A mile well-driven
I learned today the phrase “courage and passion for lives well-lived.” Learned by reading it in a book that was co-authored by a college classmate of mine.
Diane and I woke up this morning in our Florida vacation house where we plan to stay until mid-February. Today is the same as most other days we have spent here except on this Sunday we went to church in the morning and will be watching the Super Bowl game with neighbors later.
I recently reconnected via the internet with an old college classmate of mine and learned that he co-authored a book, Wide Awake: Three Minutes a Day to an Inspired Life by Kate Sholonski and David Larson.
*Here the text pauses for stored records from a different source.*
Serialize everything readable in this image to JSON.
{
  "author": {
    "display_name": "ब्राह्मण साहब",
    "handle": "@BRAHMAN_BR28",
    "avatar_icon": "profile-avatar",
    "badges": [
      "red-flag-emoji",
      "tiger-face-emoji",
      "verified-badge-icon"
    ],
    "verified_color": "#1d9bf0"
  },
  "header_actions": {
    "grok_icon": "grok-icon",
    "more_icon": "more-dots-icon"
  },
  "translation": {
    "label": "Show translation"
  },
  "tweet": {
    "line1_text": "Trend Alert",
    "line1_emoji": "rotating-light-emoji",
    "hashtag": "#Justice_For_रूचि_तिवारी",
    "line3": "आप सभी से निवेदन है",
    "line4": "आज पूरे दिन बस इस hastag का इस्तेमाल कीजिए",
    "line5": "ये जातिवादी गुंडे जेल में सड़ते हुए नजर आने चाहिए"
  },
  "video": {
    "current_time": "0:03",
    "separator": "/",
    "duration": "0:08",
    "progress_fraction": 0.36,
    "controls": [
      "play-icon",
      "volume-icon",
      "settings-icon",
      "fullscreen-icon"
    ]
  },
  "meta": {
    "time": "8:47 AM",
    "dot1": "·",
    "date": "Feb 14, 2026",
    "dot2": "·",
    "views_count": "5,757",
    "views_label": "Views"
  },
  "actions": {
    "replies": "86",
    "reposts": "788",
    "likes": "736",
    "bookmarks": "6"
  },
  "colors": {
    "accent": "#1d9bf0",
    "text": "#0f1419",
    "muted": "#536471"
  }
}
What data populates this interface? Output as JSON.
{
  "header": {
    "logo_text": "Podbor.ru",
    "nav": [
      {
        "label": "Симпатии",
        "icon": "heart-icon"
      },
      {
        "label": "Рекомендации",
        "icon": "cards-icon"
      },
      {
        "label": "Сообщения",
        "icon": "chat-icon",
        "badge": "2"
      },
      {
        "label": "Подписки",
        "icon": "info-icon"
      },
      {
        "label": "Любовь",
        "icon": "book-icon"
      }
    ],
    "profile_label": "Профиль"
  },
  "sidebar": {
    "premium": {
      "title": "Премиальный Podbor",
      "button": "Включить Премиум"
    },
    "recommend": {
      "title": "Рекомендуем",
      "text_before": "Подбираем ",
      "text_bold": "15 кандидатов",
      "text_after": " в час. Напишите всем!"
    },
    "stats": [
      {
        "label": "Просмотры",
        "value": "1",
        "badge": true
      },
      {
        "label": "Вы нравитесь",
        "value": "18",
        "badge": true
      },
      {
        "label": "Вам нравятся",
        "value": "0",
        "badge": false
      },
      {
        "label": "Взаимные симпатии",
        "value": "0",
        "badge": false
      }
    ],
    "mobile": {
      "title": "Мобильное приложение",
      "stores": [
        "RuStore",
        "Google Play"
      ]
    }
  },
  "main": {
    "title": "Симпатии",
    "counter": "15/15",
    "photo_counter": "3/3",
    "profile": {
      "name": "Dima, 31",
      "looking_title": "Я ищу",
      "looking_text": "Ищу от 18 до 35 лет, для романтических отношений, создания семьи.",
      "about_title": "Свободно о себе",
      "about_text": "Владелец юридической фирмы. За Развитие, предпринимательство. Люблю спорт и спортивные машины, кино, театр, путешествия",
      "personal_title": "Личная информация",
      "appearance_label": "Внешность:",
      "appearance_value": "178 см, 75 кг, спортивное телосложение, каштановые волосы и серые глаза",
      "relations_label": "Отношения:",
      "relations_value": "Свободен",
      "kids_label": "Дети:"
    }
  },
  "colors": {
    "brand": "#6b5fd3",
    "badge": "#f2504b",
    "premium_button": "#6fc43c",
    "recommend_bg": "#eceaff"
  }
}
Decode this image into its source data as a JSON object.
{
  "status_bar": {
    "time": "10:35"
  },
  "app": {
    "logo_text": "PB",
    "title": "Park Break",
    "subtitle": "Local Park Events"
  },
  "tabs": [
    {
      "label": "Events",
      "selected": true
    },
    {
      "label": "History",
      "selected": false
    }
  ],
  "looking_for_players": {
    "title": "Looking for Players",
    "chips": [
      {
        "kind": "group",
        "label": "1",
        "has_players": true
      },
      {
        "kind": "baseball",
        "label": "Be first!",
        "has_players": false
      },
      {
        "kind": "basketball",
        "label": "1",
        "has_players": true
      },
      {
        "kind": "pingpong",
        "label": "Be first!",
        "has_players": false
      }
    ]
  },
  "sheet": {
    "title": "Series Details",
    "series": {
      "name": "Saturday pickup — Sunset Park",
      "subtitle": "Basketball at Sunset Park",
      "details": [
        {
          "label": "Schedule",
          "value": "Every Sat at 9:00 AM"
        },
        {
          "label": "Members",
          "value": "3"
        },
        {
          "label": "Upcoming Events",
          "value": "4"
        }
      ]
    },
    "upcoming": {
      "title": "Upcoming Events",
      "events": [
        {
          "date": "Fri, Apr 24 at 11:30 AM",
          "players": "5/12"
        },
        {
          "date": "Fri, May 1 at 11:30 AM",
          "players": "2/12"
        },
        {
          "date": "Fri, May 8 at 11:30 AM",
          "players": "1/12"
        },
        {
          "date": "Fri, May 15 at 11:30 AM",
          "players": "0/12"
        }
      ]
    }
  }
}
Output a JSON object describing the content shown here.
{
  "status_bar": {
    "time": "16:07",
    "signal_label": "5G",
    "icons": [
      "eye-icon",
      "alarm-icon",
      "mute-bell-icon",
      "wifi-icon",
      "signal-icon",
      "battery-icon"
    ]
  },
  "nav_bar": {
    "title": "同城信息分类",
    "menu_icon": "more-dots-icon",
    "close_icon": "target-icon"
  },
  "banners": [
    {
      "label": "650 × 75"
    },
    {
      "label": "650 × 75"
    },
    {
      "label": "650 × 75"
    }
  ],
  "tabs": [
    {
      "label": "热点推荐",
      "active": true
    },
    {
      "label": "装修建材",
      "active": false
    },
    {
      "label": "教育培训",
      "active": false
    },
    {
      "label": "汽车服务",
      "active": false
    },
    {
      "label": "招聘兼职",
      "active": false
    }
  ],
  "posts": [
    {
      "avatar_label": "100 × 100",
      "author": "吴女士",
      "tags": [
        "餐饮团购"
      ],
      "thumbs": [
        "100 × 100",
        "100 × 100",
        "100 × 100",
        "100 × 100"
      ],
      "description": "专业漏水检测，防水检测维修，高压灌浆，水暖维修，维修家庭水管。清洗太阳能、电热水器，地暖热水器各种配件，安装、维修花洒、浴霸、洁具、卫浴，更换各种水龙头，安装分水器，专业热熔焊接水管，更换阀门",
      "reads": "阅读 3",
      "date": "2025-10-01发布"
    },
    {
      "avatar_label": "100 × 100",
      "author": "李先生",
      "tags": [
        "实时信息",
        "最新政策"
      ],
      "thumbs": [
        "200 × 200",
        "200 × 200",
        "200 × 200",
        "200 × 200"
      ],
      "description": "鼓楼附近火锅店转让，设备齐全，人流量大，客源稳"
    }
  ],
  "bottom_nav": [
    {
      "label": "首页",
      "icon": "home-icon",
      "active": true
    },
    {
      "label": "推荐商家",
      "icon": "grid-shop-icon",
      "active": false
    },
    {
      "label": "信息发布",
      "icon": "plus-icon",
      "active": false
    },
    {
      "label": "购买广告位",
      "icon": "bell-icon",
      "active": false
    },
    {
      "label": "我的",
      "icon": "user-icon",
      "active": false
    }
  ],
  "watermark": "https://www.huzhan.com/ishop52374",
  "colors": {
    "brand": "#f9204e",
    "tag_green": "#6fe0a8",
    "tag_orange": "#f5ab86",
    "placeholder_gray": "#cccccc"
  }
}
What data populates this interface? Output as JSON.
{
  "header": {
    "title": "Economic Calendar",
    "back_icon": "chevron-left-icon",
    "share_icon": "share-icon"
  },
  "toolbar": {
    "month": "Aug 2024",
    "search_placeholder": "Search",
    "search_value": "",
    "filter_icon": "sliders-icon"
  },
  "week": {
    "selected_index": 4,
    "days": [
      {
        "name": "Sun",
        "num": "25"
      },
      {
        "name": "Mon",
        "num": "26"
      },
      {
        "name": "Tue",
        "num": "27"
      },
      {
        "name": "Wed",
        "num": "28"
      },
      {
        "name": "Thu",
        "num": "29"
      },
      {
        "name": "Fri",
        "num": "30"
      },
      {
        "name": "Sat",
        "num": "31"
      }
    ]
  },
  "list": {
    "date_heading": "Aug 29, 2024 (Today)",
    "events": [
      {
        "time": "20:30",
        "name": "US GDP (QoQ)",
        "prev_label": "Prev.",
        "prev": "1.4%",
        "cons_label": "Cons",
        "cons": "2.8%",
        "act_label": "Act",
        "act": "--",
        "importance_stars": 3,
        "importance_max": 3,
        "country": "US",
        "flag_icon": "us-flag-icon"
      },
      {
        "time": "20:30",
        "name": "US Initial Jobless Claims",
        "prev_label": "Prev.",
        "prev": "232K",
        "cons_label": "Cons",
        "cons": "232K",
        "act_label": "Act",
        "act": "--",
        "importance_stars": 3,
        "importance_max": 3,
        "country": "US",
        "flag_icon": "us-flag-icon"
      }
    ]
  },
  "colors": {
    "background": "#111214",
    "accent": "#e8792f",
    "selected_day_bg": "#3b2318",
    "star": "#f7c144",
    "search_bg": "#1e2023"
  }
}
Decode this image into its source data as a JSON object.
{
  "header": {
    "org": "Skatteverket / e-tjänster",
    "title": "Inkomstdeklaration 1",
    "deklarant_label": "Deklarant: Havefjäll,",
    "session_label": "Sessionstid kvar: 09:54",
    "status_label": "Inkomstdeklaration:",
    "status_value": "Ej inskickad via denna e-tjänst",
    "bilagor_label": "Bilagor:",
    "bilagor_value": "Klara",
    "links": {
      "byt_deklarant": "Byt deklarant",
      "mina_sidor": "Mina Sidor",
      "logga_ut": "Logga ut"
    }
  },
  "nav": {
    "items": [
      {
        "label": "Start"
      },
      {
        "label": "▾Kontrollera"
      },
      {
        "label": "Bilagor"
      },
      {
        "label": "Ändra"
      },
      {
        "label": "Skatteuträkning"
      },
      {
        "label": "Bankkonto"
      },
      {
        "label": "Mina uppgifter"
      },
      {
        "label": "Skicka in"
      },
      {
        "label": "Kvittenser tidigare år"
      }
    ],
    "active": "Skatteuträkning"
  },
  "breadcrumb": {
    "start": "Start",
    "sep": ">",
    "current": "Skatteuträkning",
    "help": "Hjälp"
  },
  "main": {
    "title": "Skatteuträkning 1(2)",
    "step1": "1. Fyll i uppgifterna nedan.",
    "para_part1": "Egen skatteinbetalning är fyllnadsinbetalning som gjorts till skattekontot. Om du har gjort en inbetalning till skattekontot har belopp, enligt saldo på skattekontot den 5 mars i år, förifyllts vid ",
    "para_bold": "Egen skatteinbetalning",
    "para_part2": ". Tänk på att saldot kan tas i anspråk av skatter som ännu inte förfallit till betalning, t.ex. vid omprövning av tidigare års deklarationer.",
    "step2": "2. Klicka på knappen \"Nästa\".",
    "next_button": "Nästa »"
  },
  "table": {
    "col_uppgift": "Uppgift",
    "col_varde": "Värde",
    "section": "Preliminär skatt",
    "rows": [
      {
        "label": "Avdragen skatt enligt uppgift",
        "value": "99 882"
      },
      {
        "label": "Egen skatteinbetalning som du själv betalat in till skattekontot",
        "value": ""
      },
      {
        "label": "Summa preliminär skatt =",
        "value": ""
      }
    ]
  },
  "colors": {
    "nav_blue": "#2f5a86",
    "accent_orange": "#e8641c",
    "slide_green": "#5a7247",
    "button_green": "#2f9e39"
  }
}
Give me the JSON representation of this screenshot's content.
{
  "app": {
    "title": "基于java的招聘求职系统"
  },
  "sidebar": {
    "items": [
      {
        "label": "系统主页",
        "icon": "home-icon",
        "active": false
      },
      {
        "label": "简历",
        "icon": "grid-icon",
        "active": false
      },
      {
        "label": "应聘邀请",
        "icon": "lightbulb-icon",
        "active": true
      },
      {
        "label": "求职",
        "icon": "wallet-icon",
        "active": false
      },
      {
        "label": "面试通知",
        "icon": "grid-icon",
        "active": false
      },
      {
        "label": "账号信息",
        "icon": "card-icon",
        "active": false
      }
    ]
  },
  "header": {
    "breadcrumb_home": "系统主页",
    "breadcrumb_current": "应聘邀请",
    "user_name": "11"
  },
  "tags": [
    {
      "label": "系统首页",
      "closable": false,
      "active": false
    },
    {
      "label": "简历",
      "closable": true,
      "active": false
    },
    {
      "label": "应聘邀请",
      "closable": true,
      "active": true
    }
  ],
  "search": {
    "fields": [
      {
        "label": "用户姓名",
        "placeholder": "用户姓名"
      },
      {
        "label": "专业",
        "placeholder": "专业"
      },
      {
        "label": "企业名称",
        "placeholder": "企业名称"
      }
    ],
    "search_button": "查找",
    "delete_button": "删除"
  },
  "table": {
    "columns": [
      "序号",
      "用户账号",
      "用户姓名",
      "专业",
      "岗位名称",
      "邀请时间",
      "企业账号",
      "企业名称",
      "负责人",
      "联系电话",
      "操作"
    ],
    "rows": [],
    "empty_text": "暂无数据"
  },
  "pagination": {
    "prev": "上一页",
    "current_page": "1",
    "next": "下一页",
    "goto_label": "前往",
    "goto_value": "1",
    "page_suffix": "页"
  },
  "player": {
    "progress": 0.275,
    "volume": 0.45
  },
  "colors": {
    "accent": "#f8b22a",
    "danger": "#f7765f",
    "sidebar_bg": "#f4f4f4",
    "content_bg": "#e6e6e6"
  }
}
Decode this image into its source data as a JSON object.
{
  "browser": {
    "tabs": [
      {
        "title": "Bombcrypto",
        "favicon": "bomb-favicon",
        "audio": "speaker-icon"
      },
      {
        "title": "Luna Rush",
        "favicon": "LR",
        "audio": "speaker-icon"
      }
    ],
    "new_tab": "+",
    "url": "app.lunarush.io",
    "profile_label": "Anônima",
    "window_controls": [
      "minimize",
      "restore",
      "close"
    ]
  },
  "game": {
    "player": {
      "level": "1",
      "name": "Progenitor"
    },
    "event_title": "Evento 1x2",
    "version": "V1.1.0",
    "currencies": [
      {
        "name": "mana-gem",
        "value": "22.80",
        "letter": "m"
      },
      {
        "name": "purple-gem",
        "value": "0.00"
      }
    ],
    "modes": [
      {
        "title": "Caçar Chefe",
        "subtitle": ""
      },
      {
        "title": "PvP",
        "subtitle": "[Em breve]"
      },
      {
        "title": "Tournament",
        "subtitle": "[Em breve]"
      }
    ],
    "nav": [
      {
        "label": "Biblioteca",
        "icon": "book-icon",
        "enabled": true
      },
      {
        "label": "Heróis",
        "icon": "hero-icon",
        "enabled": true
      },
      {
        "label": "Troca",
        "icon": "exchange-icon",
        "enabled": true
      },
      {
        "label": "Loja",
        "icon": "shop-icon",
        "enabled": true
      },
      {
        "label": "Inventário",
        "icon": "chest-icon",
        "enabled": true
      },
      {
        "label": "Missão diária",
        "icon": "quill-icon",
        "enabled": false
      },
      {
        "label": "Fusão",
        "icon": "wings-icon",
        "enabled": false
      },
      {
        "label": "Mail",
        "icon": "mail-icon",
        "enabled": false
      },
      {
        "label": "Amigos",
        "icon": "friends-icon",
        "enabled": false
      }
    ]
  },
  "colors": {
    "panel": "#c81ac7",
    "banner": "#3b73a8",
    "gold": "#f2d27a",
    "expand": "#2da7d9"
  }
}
I remember him as a great guy in college and bought his book the day I learned of it. After college, I worked in a number of fields and finally grew up to become a truck driver. Dave grew up to become a psychologist.
Of course the jokes come to mind. If you had gone to him earlier, you would not be a truck driver today. How convenient, every truck driver should have a psychologist for a friend. Let’s leave the jokes alone and think about something more uplifting. Let’s think about a mile well-driven.
I have only started the book and did not even get through the front matter before the book put me deep in thought. In the acknowledgment section the authors “… bow to our clients, whose courage and passion for lives well-lived has [SIC] energized and enlivened our own journey toward fulfillment, joy and peace.”
That’s the kind of stuff you expect to hear from a couple of psychologists who have the luxury of being on a journey toward fulfillment, joy and peace. If you ask over-the-road truckers what kind of journey they are on, they would say something like: on the Buckeye toward Chicago, Albuquerque to Seattle, lettuce from California to Florida, oversize pulling 97,000 lbs. up Fancy Gap, pad wrap into Manhattan or finally home after three weeks out. You’d have to ask a million of them where they were headed before one might say “I am on a journey toward fulfillment, joy and peace.”
But as I thought about it, it came to mind that the two journeys are not so different. And as I thought about it more, I realized that a trucker who seeks fulfillment, joy and peace, and happens to be behind the wheel, can be on both journeys in the same instant by doing nothing more than thinking, not about a life well-lived, but about a mile well-driven.
You don’t have to have something wrong with you to get in touch with what’s right. You don’t have to hire a psychologist to lead you out of a meaningless life. You don’t need a personal trainer or new-age guru to show you the way. You don’t need to buy self-help books. You don’t even need to pray to Jesus to ask him to change you into the person he wants you to be.
All you have to do is drive your truck; drive your truck and think about a mile well-driven.
Truckers are widely said by other truckers to be people who don’t agree on anything. But if you invited some into a room and asked them to describe a mile well-driven, I think most would agree on a list in short order. It’s not difficult to complete a mile well-driven. You simply do what good drivers do.
A mile well-driven would be completed by a driver who is wide awake in every sense. He or she would be alert and paying attention behind the wheel. The hazards would be identified well ahead. The truck being driven would be properly pre-tripped. All road signs would be read. All mirrors would be regularly scanned. Turn signals would be used with every lane change. Safe distances would be maintained.
The colors would be noticed, the sounds heard and the sights enjoyed. Satisfaction would be found in the knowledge that you and others on the road are safe because you are who you are. Pride would be felt because your shipper’s goods are secure and the people who will use them are being well served. Good feelings would rise because you are tuned in and at the top of your game.
A mile well-driven is completed by driving your truck moment by moment. A stress-filled moment in which a four-wheeler cuts you off and forces you to stomp on your brakes is bracketed by other moments in which positive energy flows. A brake-stomp moment is over as fast is it starts. In a mile well-driven, it’s not about that four-wheeler who cut you off. It’s about the mile well-driven. The good moments rule while the bad become simply part of the game.